_WHAT YOU NEED TO DO_: Report each line of the data that contains the string "login".

_EXTRACTED DATA_:
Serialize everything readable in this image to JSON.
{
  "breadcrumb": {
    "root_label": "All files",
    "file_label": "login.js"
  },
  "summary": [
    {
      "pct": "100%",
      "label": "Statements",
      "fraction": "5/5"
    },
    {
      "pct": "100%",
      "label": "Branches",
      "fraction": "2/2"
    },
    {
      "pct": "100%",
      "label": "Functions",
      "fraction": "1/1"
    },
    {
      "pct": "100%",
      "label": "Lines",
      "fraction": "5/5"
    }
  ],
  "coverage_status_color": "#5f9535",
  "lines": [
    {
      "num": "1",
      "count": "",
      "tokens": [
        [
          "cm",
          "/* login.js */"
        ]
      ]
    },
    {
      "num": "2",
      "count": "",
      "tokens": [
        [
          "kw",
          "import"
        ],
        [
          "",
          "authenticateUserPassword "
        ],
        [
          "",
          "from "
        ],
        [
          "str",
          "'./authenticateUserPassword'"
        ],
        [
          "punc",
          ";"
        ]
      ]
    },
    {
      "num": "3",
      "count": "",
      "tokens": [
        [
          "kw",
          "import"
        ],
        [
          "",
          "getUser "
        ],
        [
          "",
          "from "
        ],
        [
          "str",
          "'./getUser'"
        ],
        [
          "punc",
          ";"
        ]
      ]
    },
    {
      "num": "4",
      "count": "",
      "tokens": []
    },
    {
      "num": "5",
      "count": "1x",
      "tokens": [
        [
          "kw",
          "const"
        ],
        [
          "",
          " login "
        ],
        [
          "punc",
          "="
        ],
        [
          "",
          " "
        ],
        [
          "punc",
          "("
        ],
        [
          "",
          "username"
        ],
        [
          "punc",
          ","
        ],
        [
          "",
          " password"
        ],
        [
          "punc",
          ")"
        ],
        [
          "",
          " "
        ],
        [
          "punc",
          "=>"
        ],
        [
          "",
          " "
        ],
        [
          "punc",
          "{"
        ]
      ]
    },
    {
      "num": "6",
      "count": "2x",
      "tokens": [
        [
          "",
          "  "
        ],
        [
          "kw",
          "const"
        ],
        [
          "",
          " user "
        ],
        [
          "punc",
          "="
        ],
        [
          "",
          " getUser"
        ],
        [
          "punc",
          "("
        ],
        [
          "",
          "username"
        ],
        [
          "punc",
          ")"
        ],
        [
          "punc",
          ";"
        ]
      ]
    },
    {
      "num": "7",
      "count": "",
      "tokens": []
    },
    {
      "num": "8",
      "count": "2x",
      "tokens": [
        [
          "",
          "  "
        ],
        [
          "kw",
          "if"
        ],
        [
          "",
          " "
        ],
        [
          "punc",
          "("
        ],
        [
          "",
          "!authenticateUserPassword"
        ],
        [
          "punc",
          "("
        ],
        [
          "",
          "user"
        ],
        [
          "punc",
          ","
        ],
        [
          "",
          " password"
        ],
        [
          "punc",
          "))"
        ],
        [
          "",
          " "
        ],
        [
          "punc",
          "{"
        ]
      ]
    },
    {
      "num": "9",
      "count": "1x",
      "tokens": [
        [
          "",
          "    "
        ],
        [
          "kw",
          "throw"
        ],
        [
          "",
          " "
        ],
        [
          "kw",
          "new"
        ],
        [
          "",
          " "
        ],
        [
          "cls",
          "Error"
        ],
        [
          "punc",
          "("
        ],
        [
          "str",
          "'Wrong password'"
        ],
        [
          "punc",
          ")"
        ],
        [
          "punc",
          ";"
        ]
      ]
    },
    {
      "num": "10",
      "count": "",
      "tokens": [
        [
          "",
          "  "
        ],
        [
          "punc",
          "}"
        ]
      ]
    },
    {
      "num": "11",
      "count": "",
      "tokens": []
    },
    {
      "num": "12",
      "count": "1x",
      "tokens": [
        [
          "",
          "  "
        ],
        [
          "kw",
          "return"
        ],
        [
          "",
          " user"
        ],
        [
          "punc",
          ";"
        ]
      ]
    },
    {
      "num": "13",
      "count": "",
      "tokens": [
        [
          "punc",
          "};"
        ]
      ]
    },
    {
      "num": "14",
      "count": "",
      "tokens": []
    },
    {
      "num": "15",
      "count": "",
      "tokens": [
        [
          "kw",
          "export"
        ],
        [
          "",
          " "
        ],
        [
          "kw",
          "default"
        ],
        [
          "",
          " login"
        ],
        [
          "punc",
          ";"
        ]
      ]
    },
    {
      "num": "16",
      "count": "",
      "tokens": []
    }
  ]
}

_TASK RESULT_:
    "file_label": "login.js"
          "/* login.js */"
          " login "
          " login"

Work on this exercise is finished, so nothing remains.